§ **REQUIRED WORK**:
Whenever a line in this data holds the word "JSON", report that line in full.

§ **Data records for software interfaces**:
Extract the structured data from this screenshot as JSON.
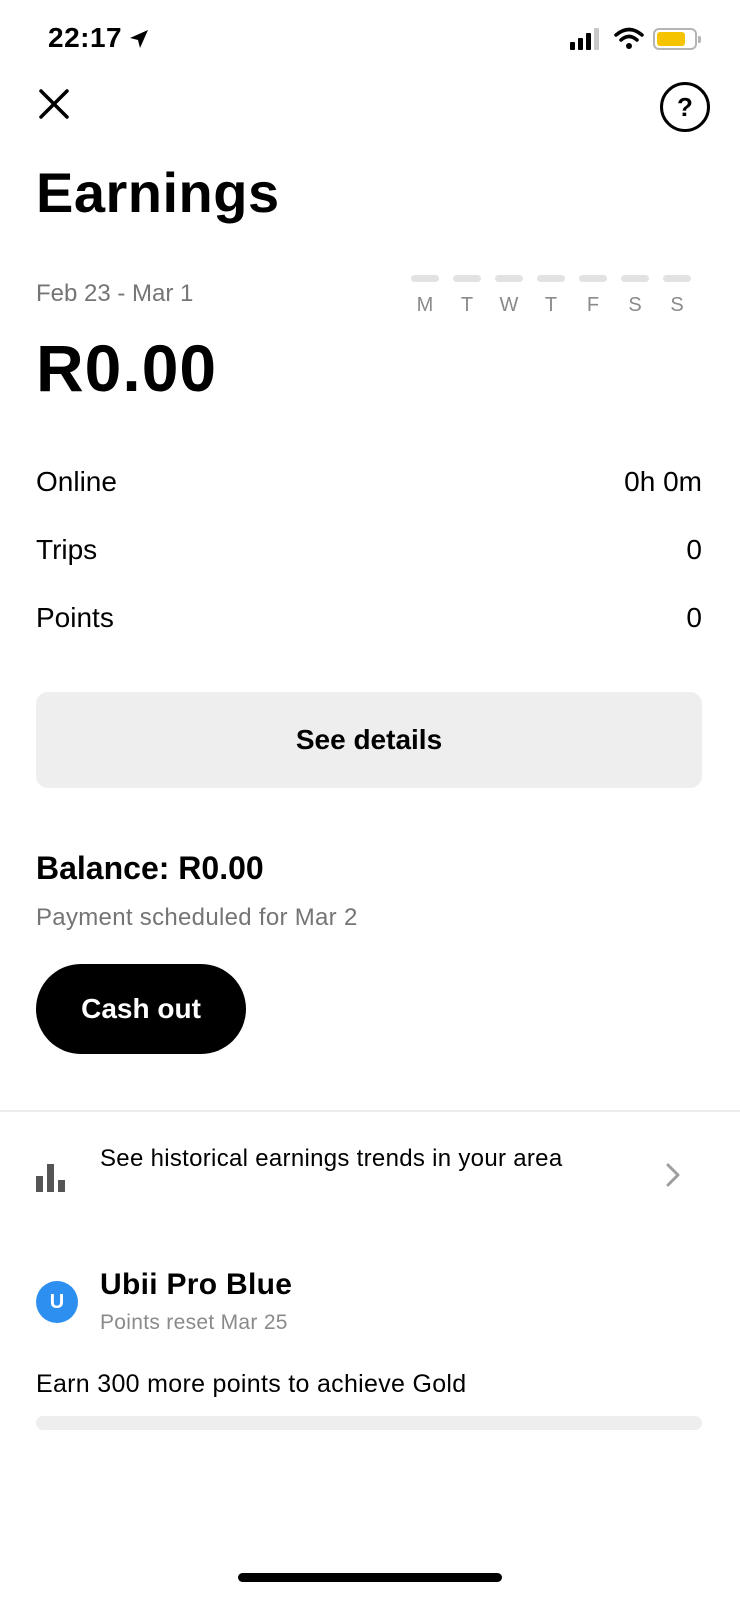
{
  "status_bar": {
    "time": "22:17",
    "location_icon": "location-arrow-icon",
    "signal_icon": "cellular-signal-icon",
    "wifi_icon": "wifi-icon",
    "battery_icon": "battery-icon",
    "battery_color": "#f5c300"
  },
  "header": {
    "close_icon": "close-icon",
    "help_label": "?",
    "title": "Earnings"
  },
  "summary": {
    "date_range": "Feb 23 - Mar 1",
    "amount": "R0.00",
    "week_days": [
      "M",
      "T",
      "W",
      "T",
      "F",
      "S",
      "S"
    ]
  },
  "stats": [
    {
      "label": "Online",
      "value": "0h 0m"
    },
    {
      "label": "Trips",
      "value": "0"
    },
    {
      "label": "Points",
      "value": "0"
    }
  ],
  "details_button": "See details",
  "balance": {
    "text": "Balance: R0.00",
    "note": "Payment scheduled for Mar 2",
    "cashout_label": "Cash out"
  },
  "trends": {
    "icon": "bar-chart-icon",
    "text": "See historical earnings trends in your area",
    "chevron_icon": "chevron-right-icon"
  },
  "tier": {
    "avatar_letter": "U",
    "avatar_color": "#2d8ff0",
    "name": "Ubii Pro Blue",
    "reset": "Points reset Mar 25",
    "goal": "Earn 300 more points to achieve Gold",
    "progress_fraction": 0
  }
}
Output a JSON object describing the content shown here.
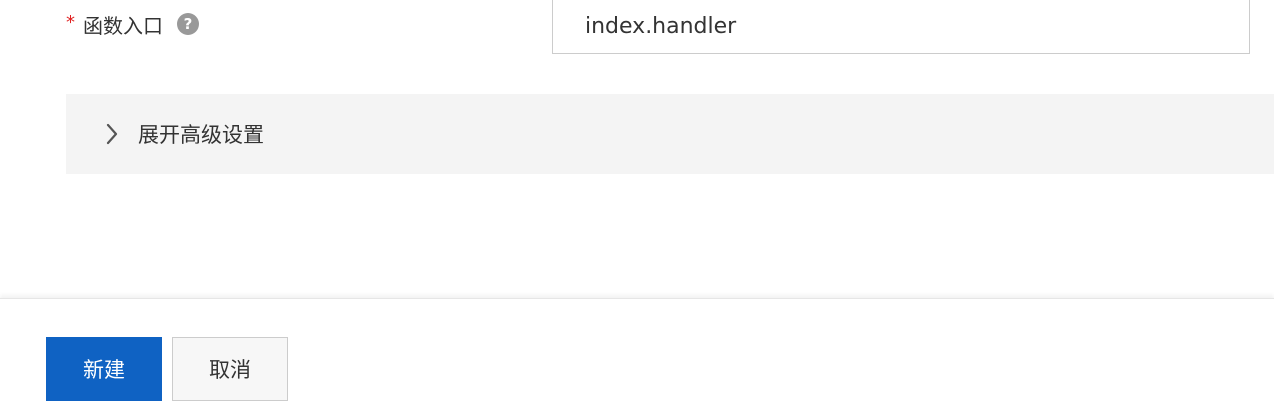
{
  "form": {
    "entry_label": "函数入口",
    "required_mark": "*",
    "help_icon_glyph": "?",
    "entry_value": "index.handler"
  },
  "advanced": {
    "label": "展开高级设置",
    "icon": "chevron-right-icon"
  },
  "footer": {
    "create_label": "新建",
    "cancel_label": "取消"
  },
  "colors": {
    "primary": "#0f62c3",
    "required": "#e02020",
    "panel_bg": "#f4f4f4"
  }
}
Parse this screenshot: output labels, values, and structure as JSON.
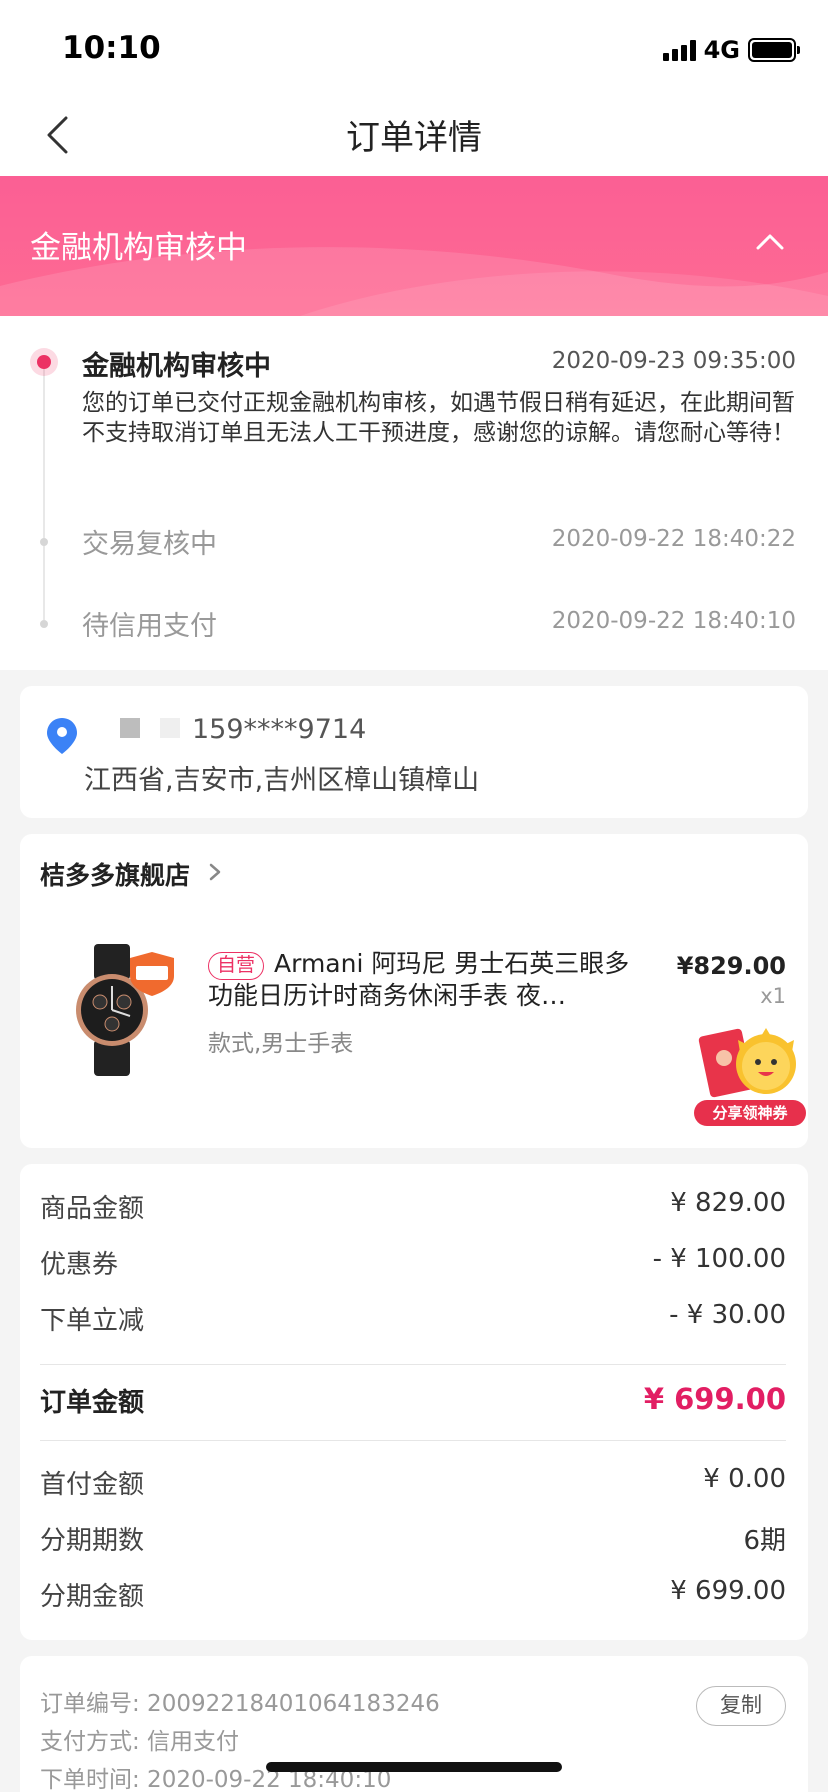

§ **SOLUTION TO THIS PROBLEM**:
Extract the structured data from this screenshot as JSON.
Output a JSON object describing the content shown here.
Parse this screenshot: output labels, values, and structure as JSON.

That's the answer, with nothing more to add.